Chrysler’s advertising touted the Sebring as following the “Goldilocks principle”—as spacious as a luxury coupe without being as expensive, as capable dynamically as a sport coupe without riding as harshly, while offering a rear seat that could actually seat adults. There was no overt messaging about the Sebring being sporty, instead Chrysler’s advertising highlighted how sensible a purchase it was.
The base Sebring was a not-insignficiant $2k higher than the base Avenger. But that extra outlay netted you standard air-conditioning and anti-lock brakes, which were only optional on the base Avenger. Otherwise, the two were similarly-equipped, with standard dual airbags, power steering, electric mirrors, and a split-fold rear seat. Opting for the Sebring LXi got you an upgraded suspension, the V6 engine, four-wheel disc brakes, cruise control, and power windows and locks. To justify its $2k premium over the Avenger ES, the LXi offered an 8-speaker Infinity sound system and keyless entry. All Sebring coupes also came with gigantic fog lights as standard.

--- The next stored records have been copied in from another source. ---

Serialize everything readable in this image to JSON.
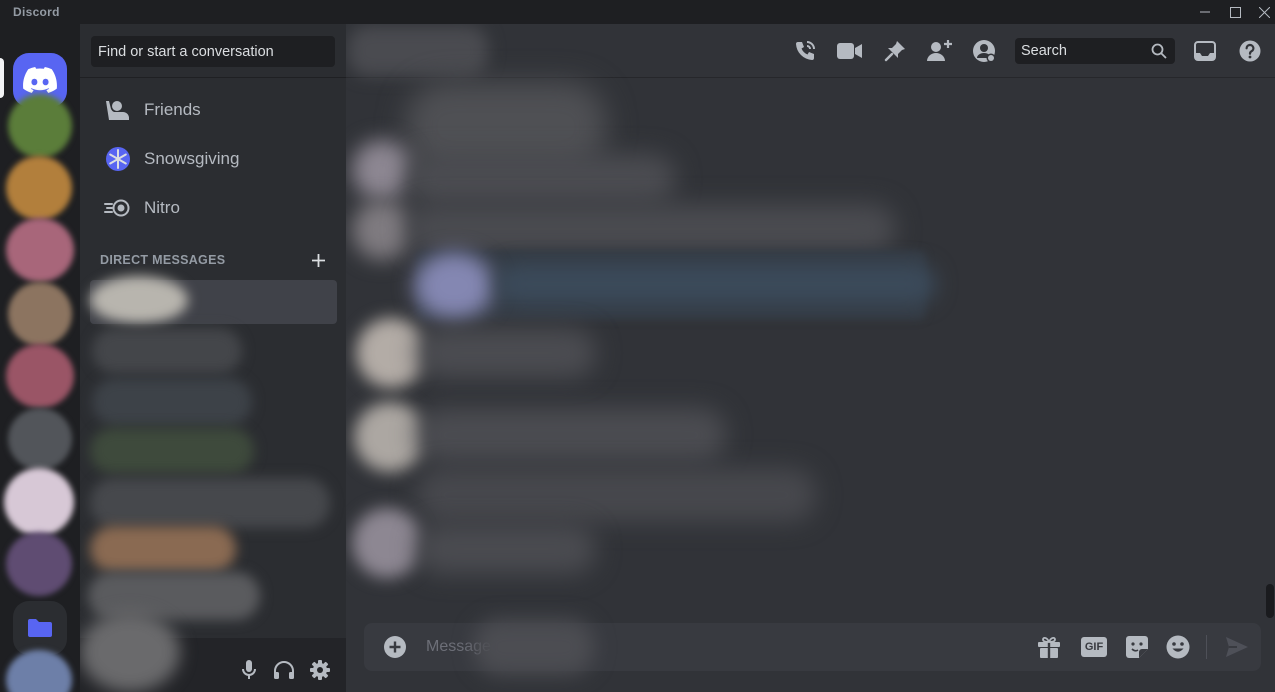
{
  "app": {
    "title": "Discord"
  },
  "colors": {
    "accent": "#5865f2",
    "bg_main": "#313338",
    "bg_sidebar": "#2b2d31",
    "bg_rail": "#1e1f22",
    "text_muted": "#b5bac1"
  },
  "window_controls": [
    "minimize-icon",
    "maximize-icon",
    "close-icon"
  ],
  "sidebar": {
    "search_placeholder": "Find or start a conversation",
    "nav": [
      {
        "label": "Friends",
        "icon": "friends-icon"
      },
      {
        "label": "Snowsgiving",
        "icon": "snowflake-icon"
      },
      {
        "label": "Nitro",
        "icon": "nitro-icon"
      }
    ],
    "dm_header": "DIRECT MESSAGES",
    "dm_add_icon": "plus-icon",
    "user_controls": [
      "microphone-icon",
      "headphones-icon",
      "settings-icon"
    ]
  },
  "topbar": {
    "buttons": [
      "voice-call-icon",
      "video-call-icon",
      "pin-icon",
      "add-friend-icon",
      "profile-icon"
    ],
    "search_placeholder": "Search",
    "right_buttons": [
      "inbox-icon",
      "help-icon"
    ]
  },
  "composer": {
    "placeholder": "Message",
    "buttons": [
      "add-attachment-icon",
      "gift-icon",
      "gif-icon",
      "sticker-icon",
      "emoji-icon",
      "send-icon"
    ],
    "gif_label": "GIF"
  }
}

Initially, the base coupe and LXi retailed for $16,500 and $20,000. At a time when coupe sales were declining but there were still plenty available, competition was fierce for the Chrysler, particularly from Ford and GM.
It was priced right up against the Monte Carlo LS and Z34 coupes which, although larger, didn’t offer that much more useable space and had ugly interiors. The Z34, however, offered a lot more performance than the milquetoast 2.5 V6 in the Sebring. So, too, did the 1997 Pontiac Grand Prix, while also boasting curvaceous, eye-catching styling. Ford’s Thunderbird had almost all of the Sebring LXi’s equipment for $2k less and offered the option of a V8 engine. The Chevrolet Beretta was even cheaper and similarly-sized to the Sebring, but looked very old-fashioned. Finally, the Ford Probe featured Japanese engineering like the Sebring, but had less interior space and standard equipment.
The most obvious import rivals were the Honda Accord coupe and the Toyota Camry coupe. Both were rather plain to look at, very clearly resembling their sedan counterparts. That changed with the redesigned ’98 Accord coupe and the ’99 Camry Solara, which now looked much more distinct from the sedans. Even better, both the Accord coupe and Camry Solara were competitively priced and more powerful than the Sebring.
Chrysler gave the Sebring coupe a rather classy freshening in 1998, with a revised grille and the brand’s new winged badge. The two-tone exterior treatments were gone but ribbed cladding now appeared. The elegant proportions remained unmarred and the Sebring now looked more at home in showrooms next to the dramatic new Concorde and LHS.
A pity the interior used such naff fake wood trim, something very reminiscent of the Cordoba. At least the interior was well screwed together, even if some trim pieces weren’t as high-quality as the Accord or Solara.
Sales remained remarkably steady throughout the car’s run, selling around 30k units each year and, towards the end, outselling the Avenger. This, however, was often under half the number of Monte Carlos sold each year. As for the Accord coupe and Camry Solara, using the same name for the coupe variants of their mid-size sedans meant Honda and Toyota didn’t have to report the sales breakdown. Of the scarce data available, it appears Toyota sold 50,000 Camry Solaras in 2000. That, however, includes the convertible variant, indicating the Sebring coupe perhaps was an acceptable seller for Chrysler, especially in a declining coupe market. The Sebring also skewed more towards female buyers and brought in younger buyers to the brand.
The Sebring coupe was a Cordoba for the 1990s, offering coupe style and a tempting price. Alas, the market had moved on from personal luxury coupes, so the Sebring could never reach the dizzying heights of its ancestor’s success.
1995-97 Sebring photographed in Clinton Hill, Brooklyn, NY. 1998-2000 Sebring photographed in Chelsea, Manhattan, NY.